$14 Million In Punitive Damages Awarded In Tobacco Wrongful Death Case
Product liability cases against Big Tobacco have all but died out. But one woman just gouged them for $21 million in a product liability lawsuit verdict that saw her awarded $14 million in punitive damages.
Her husband died in 1997 from cancer. Throughout the course of his life, he tried very hard to quit. He switched to light cigarettes believing them to be safer than full-flavored. Eventually, he succeeded in quitting entirely. But three months later, he was diagnosed with late-stage cancer.
Engle Progeny Cases
Engle progeny cases refer to a class action lawsuit brought about by a pediatrician by the name of Howard Engle in 1994. But in 2006, the class was decertified. This forced thousands of Florida residents to file lawsuits against major tobacco companies which has created a queue in the judiciary that many speculate will take decades to settle.
Most of these cases have been won by plaintiffs, but legal counsel for tobacco companies appeals the verdict each time exacerbating the bottleneck. Big Tobacco has been accused of gaming the system, but if the lawsuits were allowed to go through all at the same time, it could force the companies into bankruptcy. In that case, they may not have to pay any of the plaintiffs in those cases.
Further, the State of Florida sued Big Tobacco for costs related to healthcare in the state. They won. Each year Big Tobacco sends the state of Florida a sizeable sum of money. If the tobacco companies were to declare bankruptcy, that money would be gone.
It Wasn’t Just about Selling a Dangerous Product
Companies are allowed to sell and produce potentially dangerous products. The catch is that they have to warn potential customers that their products are dangerous. If they fail to do that, they can be held liable under strict liability tort.
Strict liability tort means that the plaintiff does not have to prove negligence, only that the defendant’s product injured them in some way.

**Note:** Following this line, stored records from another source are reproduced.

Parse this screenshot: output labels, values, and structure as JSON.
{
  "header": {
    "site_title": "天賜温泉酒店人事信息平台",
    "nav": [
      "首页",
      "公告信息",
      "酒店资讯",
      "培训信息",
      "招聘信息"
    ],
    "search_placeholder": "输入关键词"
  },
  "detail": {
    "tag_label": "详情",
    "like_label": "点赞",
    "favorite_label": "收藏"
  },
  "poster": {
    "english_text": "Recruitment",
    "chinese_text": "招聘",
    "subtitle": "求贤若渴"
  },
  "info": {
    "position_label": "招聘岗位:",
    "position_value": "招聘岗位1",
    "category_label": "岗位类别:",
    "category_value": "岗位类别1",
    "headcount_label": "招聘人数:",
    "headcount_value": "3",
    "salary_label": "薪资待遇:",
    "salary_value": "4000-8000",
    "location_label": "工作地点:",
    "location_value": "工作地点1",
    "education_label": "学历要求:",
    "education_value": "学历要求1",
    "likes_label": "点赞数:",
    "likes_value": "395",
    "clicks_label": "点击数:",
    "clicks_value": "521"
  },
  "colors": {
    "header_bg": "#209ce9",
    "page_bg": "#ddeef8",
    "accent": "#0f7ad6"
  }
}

Engle progeny cases, however, involve other elements such as fraud and fraudulent concealment. This, in fact, opens up the companies to be accused of punitive damages for knowingly misleading their customers and a careless disregard for their health.
Engle progeny cases involved three phases. The first phase found that Big Tobacco’s conduct in manipulating, misrepresenting, and defrauding their customers should see them held liable for punitive damages. The second established compensatory damages and set a punitive damages award limit for the entire class. That number was $145 billion.
However, the third phase caused the most problems. It was meant to establish a specific causal relationship between tobacco products and damages. But differences in individual circumstances would essentially produce different outcomes for different class members. Big Tobacco appealed on these grounds and the Supreme Court agreed, decertifying the entire class.
Nonetheless, jury findings in the first two phases remain intact. That leaves Engle progeny plaintiffs needing only to establish causation and manipulation. In this case, the belief that light cigarettes are “safer” than other cigarettes, likely forestalled the plaintiff’s decision to quit. By the time he quit, it was just too late.
Big tobacco will likely appeal the decision.
Reach Out to Us Today for Help
If you’ve been injured by a defective or dangerous product, the Miami attorneys at the office of Alan Goldfarb, P.A. can help you litigate your case. Give us a call at 305-371-3111 or contact us online, and we can begin preparing your case immediately.